It’s been a big week for YouTube news. On Wednesday, the company launched a new HTML5-based mobile site, as well as the slick-looking YouTube Leanback. Today, during a keynote at VidCon, the site made a few more announcements: YouTube is adding support for video shot in the 4K video format — a very high resolution that clocks in at 4096 x 3072). And it’s also creating a new $5 million Partner Grants program that’s meant to help spur the creation of original content on YouTube by funding promising video ventures.

In a blog post, YouTube writes that the goal of the Grants program “is to act as a catalyst by infusing additional funds into the production budgets of a small group of YouTube partners who are at the forefront of innovation” and says that these funds will be serving as “an advance against the partner’s future revenue share”.

Here how the program works:

  • YouTube is identifying eligible partners based on factors such as video views, subscribers, growth rate, audience engagement and production expertise
  • Selected partners are contacted by YouTube and invited to submit a Grant proposal
  • Proposals are evaluated by YouTube based on signals which include projected performance, distribution plan, marketing plan, cost requirements and appeal to advertisers
  • If approved, funds are transferred to the partner so they can get started on their project

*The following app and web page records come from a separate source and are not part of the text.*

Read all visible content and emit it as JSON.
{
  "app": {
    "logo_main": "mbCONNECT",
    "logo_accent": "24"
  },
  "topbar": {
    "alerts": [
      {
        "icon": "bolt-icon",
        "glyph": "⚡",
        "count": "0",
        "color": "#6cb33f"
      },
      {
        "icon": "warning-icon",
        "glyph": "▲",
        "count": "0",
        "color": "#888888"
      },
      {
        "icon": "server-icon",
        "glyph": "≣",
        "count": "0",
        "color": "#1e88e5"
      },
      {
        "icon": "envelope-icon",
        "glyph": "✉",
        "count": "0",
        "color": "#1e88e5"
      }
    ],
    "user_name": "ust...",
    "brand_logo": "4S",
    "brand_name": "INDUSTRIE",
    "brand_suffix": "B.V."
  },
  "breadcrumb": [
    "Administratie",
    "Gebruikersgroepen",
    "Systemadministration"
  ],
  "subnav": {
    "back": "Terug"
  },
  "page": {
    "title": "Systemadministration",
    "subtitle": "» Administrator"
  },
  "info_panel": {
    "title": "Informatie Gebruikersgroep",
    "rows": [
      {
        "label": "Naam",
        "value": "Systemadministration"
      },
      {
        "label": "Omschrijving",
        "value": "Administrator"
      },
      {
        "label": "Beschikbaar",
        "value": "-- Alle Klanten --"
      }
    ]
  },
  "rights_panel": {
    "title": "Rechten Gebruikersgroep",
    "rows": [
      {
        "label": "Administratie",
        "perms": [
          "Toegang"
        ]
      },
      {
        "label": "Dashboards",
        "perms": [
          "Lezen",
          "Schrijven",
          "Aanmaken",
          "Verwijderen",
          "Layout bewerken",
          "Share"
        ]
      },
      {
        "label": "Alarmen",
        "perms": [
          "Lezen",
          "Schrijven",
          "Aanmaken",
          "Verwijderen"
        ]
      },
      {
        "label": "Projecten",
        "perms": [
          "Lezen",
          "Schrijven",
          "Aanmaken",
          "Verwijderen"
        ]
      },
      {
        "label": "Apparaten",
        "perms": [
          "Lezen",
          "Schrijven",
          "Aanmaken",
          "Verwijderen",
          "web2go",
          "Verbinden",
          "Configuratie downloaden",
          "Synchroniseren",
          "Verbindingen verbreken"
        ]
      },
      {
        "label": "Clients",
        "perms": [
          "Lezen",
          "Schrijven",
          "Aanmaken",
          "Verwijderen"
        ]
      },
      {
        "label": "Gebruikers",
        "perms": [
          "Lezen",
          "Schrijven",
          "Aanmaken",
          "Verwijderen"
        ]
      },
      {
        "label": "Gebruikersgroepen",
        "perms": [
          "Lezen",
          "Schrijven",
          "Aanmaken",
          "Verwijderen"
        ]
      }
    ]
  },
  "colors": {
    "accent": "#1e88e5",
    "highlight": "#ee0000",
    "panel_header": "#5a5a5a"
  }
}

As for the 4K video resolution support, it’s really big: YouTube says that the ideal screen size for 4K video is 25 feet. Not to mention that the cameras needed to record in 4K resolution are quite expensive. So yes, this might be a little overkill for your average consumer recording, but it’s clear that it could definitely have professional applications.  YouTube also notes that if you want to watch a video shot at 4K you’ll need a very fast broadband connection.

All of this is clearly meant to help YouTube boost the amount of original, high-quality content on the site (in other words, it is growing beyond the 10 minute clips of cats on Roombas that are its bread-and-butter).  According to a report in AdAge, YouTube “envisions someone directing the money toward a short film or to increase their current level of production on YouTube”.  It sounds like the only restriction is that the primary mode of distribution for these videos has to be YouTube.